Functionality aside, the open-plan design throughout the main living areas allows ample space for the family to entertain or just enjoy their beautiful home. Earth-toned granite countertops on the large kitchen island, custom-made cabinetry stained a dark mahogany and stainless-steel appliances lend a modern air of sophistication to the kitchen area. Simulated-wood tiles on the floors add a classic look to the living areas while also providing subtle friction that is ideal for wheelchairs. With its stunning view over Harrington Sound and a generous balcony to enjoy it from, the home created by OBMI is a joy for anyone, regardless of ability.
The bottom floor features a handsome, generously sized gym to house the equipment Fagundo needs to continue therapy and possibly regain some use of his legs.
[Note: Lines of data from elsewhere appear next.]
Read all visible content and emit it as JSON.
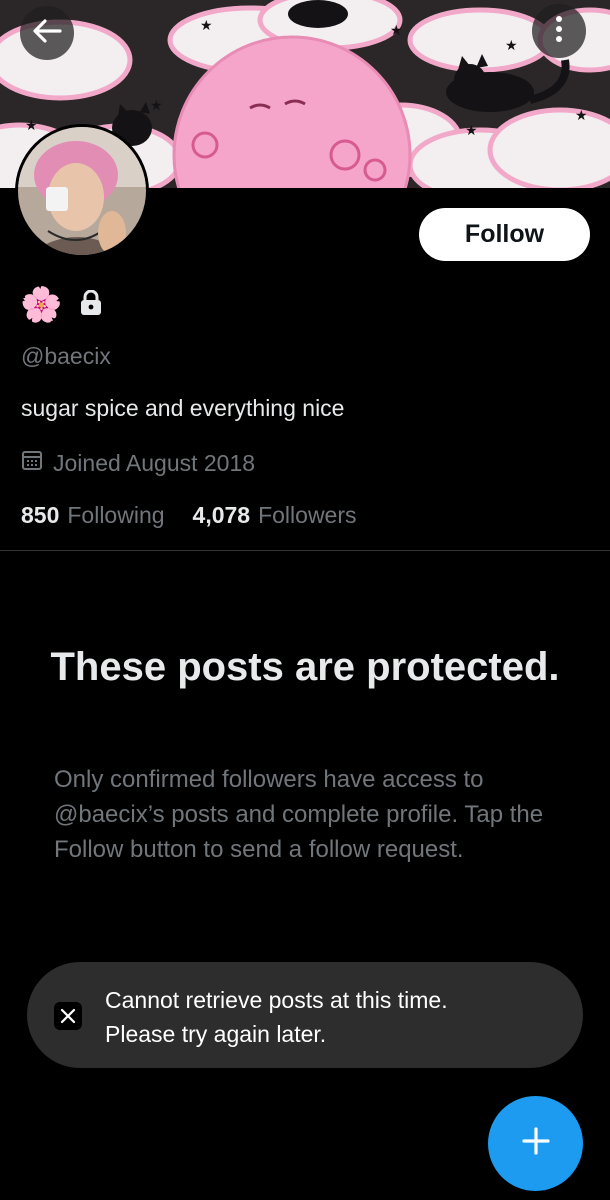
{
  "header": {
    "back_icon": "arrow-left-icon",
    "more_icon": "more-vertical-icon"
  },
  "profile": {
    "display_name_emoji": "🌸",
    "protected_icon": "lock-icon",
    "handle": "@baecix",
    "bio": "sugar spice and everything nice",
    "joined": "Joined August 2018",
    "following_count": "850",
    "following_label": "Following",
    "followers_count": "4,078",
    "followers_label": "Followers"
  },
  "follow_button": {
    "label": "Follow"
  },
  "protected_notice": {
    "title": "These posts are protected.",
    "body": "Only confirmed followers have access to @baecix’s posts and complete profile. Tap the Follow button to send a follow request."
  },
  "toast": {
    "icon": "x-logo-icon",
    "line1": "Cannot retrieve posts at this time.",
    "line2": "Please try again later."
  },
  "fab": {
    "icon": "plus-icon"
  },
  "colors": {
    "background": "#000000",
    "accent": "#1d9bf0",
    "secondary_text": "#71767b",
    "toast_bg": "#2d2d2d"
  }
}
There is also an indoor hydrotherapy pool fitted with a lift, along with a multipurpose room and an elegant, yet simple apartment for a future caregiver.
“As a purpose-built house, with home-business functionality, muscular-therapy space, a caregiver apartment, multipurpose room and complete accessibility for now and the future, with minor adaptations, this project has thankfully met the needs and expectations of our clients,” says Walker.
Fagundo agrees. “I feel free,” he says. “Being a tall, fairly active person before the accident, to being limited by where the chair can go, or what I can reach, is frustrating. While still there to some extent, many aspects of the design of the house allow me a degree of freedom and independence that is vital to a person in my situation.”
“This is a case study in how you do handicap-accessible design,” states one of the judges. “From an architectural perspective, everything is really well designed on the interior, exterior and landscaping.” Another judge describes the Casa de Mar project as progressing “from an impossible planning challenge to a beautiful and functional family home.”
“For a family that had just endured such a life-altering accident, being able to accommodate the family’s wishes to move back to Nick’s childhood property was a key milestone in his healing journey,” says Walker. “Now, seeing Nick mo
ve around the house so freely and being able to be an active member of the household is extremely fulfilling.”
General Contractor–D&J Construction Ltd.; Mechanical Contractor–BAC (air conditioning); Electrical Contractor–First Class Electrics; Plumbing Contractor–Island Engineering Ltd.; Engineer–Pereira Engineering; Excavating–D&J Excavating & Landscaping Services Ltd.; Landscape Design–OBM International; Flooring–Eminence Contractors (all floors except gym) & Custom Acoustics (gym); Millwork (Kitchen/bathrooms)–Solid Surface Carpentry; Custom Furniture–Fine Woodworking; Countertops–Eminence Contracting; Paint/Painting–Best of Brushes; Appliances–Bermuda Gas; Windows/Doors/Shutters–Island Glass; Lighting–ESC Ltd.; Roofing–Bermuda slate supplier–Bierman’s; Roofing–installer–D&J Construction Ltd.; Security–Selectron Ltd.